In most cases, home computers running in a wireless network are setup to get Internet Protocol (IP) addresses from a Dynamic Host Control Protocol (DHCP) server running on the wireless router. In Vista, the computer attempts to get IP addresses from the router and after several failed attempts, it gives up and uses an IP address that may not work on your network. Forcing the Vista computer to request again for network addresses on a few times will work but most of the time, a restart of the computer is necessary to succeed in getting the needed IP addresses.

The Linux platform it seems is better designed to navigate the different situations that can occur in a network setting and is more aggressive in getting the needed IP addresses. In my Android tablet, for example, Android is not going to stop trying to get an IP address until it gets one. When the tablet sleeps, it gives up its IP address and when it wakes up, it again will continuously attempt to get those addresses from the DHCP server until it succeeds in getting the required addresses.

I'm currently using Linux Mint as replacement for my Vista operating system in my laptop and I have never experienced the lost connections that I frequently get when using Windows Vista. I'm not intimately familiar with the programs that are running the network connections between my laptop and my wireless router but it appears that Linux Mint is able to play better with the programs in my wireless router which for all I know may be running a stripped down Linux system. What I did with my Windows Vista is set it up with manually configured IP addresses by getting one address from the address space that is not being distributed by my wireless router.

On the wireless router's side, the most common cause of loss of connection is similar to that of the computer running on the home network. Somehow after several failed attempts, the router simply gives up trying to get a valid IP address and subnet mask for it to be able to communicate with the rest of the Internet. Here, the solution is very simple. You just need to access your router using your laptop and check if it was able to get a valid IP address that can be routed in the Internet.

When your computer and your wireless router are connected but you can't access the Internet, check that your wireless router has a valid Internet address. If the address shown are all zeros, then it was not able to get one so you have to manually tell your router to get one. You can do this by clicking on the renew button or connect button whichever is present in your router's web interface page. After a while, you'll notice that your router was able to get the needed addresses and the blanks for addresses are filled with those it got from the router at your Internet Service Provider. You should be able to surf the Internet now from the browser in your laptop.

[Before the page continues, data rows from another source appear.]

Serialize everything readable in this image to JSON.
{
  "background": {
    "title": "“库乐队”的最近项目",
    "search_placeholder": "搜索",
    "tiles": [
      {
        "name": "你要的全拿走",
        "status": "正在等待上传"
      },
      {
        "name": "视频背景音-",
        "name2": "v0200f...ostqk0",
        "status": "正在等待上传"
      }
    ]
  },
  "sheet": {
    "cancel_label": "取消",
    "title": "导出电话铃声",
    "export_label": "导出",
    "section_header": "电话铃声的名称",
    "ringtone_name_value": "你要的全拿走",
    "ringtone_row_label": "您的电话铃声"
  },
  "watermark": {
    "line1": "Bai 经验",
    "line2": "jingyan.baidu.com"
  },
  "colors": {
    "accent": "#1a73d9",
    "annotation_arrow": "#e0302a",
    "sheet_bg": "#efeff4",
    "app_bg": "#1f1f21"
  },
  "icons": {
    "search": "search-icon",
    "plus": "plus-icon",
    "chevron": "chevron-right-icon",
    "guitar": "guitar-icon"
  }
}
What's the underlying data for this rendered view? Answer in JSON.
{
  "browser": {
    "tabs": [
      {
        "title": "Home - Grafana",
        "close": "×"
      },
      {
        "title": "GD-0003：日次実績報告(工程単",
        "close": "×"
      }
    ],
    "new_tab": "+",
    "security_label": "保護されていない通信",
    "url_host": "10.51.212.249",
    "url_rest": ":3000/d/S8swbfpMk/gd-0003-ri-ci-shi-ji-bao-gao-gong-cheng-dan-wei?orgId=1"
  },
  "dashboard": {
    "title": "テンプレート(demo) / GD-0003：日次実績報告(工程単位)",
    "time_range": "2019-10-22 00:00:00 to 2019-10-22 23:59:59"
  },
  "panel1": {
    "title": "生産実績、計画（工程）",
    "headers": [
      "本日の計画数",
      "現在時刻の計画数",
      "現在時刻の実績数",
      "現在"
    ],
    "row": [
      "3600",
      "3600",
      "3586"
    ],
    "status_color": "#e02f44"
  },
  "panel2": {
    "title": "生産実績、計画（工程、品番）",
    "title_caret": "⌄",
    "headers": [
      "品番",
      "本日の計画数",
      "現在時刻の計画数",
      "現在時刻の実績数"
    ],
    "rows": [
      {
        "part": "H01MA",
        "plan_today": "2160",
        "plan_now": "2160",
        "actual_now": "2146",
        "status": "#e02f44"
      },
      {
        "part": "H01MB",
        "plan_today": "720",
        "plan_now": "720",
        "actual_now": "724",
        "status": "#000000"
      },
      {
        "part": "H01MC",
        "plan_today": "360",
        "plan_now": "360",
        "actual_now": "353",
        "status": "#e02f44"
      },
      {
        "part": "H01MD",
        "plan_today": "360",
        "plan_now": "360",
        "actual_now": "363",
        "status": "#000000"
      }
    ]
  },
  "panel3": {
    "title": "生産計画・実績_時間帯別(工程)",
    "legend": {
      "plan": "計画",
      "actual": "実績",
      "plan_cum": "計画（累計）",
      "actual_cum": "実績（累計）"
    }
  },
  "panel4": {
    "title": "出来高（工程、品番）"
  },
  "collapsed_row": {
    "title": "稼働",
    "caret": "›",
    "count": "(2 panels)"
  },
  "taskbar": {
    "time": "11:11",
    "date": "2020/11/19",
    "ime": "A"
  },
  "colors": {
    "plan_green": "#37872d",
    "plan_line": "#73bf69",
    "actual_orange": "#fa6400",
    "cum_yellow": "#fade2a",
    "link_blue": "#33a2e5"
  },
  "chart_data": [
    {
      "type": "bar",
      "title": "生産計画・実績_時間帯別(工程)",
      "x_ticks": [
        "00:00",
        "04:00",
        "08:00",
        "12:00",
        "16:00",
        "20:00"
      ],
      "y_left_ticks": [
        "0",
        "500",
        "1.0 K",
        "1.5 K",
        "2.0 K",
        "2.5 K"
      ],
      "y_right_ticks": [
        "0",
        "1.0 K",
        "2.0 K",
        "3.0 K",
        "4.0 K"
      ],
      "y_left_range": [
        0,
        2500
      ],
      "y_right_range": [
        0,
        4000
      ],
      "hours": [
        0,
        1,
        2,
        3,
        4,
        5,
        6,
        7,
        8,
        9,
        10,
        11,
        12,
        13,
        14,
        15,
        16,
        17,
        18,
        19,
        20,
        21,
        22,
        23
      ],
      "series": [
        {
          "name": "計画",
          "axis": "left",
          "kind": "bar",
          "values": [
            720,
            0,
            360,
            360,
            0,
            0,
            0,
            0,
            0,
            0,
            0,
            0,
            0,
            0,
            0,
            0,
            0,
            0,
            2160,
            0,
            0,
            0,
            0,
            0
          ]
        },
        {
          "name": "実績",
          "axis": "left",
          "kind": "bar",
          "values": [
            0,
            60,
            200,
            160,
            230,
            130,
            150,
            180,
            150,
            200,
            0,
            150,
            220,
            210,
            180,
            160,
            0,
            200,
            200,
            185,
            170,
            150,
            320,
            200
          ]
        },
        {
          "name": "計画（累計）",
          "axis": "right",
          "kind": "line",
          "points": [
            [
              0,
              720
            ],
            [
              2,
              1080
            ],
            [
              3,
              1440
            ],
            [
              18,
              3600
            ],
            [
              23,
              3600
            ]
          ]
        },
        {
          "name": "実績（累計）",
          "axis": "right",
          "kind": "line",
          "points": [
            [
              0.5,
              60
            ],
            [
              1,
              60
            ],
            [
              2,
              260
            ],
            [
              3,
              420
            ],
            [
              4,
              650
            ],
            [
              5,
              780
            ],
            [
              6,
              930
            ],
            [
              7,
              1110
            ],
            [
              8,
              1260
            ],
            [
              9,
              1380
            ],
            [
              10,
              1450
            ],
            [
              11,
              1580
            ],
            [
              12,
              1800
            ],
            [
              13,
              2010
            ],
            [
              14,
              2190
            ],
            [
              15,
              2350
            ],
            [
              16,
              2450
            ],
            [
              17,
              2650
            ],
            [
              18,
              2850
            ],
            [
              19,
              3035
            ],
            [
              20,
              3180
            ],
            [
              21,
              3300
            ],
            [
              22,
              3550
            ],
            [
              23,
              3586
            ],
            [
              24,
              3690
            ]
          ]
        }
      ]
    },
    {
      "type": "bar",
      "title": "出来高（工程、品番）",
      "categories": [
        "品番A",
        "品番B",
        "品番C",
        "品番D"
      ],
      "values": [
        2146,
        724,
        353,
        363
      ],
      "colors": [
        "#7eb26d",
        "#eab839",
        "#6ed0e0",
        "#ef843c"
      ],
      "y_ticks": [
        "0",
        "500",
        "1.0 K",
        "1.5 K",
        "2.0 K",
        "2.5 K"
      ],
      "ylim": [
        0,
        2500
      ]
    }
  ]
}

If there is still a problem, the fault may now lie on the equipment at the office of your Internet Service Provider. At this point, you can't do much except to wait until the people there are able to resolve their connectivity problem. You can call the service numbers of your Internet Service Provider and inquire if they are experiencing connectivity problems. The fact that your laptop is able to connect with the router tells you that there is no connection problem between your laptop and your wireless router. The fact that your router was able to get an IP address from your Internet Service Provider tells you that your connection with your provider is okay. The most probable reason at this point is trouble at your Internet Service Provider's end. You just have to wait until they are able to resolve the connection problem at their end.